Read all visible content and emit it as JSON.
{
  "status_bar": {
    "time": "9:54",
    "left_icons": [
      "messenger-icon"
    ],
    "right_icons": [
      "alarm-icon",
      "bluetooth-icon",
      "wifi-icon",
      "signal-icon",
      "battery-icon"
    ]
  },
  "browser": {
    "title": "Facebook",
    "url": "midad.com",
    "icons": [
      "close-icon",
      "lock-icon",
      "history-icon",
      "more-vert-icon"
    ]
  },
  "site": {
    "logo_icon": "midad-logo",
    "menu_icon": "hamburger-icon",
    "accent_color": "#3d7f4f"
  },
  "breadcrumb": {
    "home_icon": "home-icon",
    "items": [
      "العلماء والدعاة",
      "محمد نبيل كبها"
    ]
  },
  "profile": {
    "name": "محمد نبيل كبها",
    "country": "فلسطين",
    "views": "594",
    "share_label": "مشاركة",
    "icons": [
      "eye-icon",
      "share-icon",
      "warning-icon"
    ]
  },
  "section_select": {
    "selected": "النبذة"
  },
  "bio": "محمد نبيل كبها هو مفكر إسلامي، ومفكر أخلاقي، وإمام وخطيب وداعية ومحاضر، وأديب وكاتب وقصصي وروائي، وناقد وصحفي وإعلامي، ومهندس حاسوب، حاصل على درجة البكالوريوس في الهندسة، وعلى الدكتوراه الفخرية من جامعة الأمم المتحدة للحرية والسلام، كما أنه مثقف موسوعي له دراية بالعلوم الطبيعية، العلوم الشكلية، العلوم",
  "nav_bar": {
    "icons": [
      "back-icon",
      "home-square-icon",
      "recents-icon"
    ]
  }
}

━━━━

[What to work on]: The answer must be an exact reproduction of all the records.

[Your response]:
Read all visible content and emit it as JSON.
{
  "status_bar": {
    "time": "9:54",
    "left_icons": [
      "messenger-icon"
    ],
    "right_icons": [
      "alarm-icon",
      "bluetooth-icon",
      "wifi-icon",
      "signal-icon",
      "battery-icon"
    ]
  },
  "browser": {
    "title": "Facebook",
    "url": "midad.com",
    "icons": [
      "close-icon",
      "lock-icon",
      "history-icon",
      "more-vert-icon"
    ]
  },
  "site": {
    "logo_icon": "midad-logo",
    "menu_icon": "hamburger-icon",
    "accent_color": "#3d7f4f"
  },
  "breadcrumb": {
    "home_icon": "home-icon",
    "items": [
      "العلماء والدعاة",
      "محمد نبيل كبها"
    ]
  },
  "profile": {
    "name": "محمد نبيل كبها",
    "country": "فلسطين",
    "views": "594",
    "share_label": "مشاركة",
    "icons": [
      "eye-icon",
      "share-icon",
      "warning-icon"
    ]
  },
  "section_select": {
    "selected": "النبذة"
  },
  "bio": "محمد نبيل كبها هو مفكر إسلامي، ومفكر أخلاقي، وإمام وخطيب وداعية ومحاضر، وأديب وكاتب وقصصي وروائي، وناقد وصحفي وإعلامي، ومهندس حاسوب، حاصل على درجة البكالوريوس في الهندسة، وعلى الدكتوراه الفخرية من جامعة الأمم المتحدة للحرية والسلام، كما أنه مثقف موسوعي له دراية بالعلوم الطبيعية، العلوم الشكلية، العلوم",
  "nav_bar": {
    "icons": [
      "back-icon",
      "home-square-icon",
      "recents-icon"
    ]
  }
}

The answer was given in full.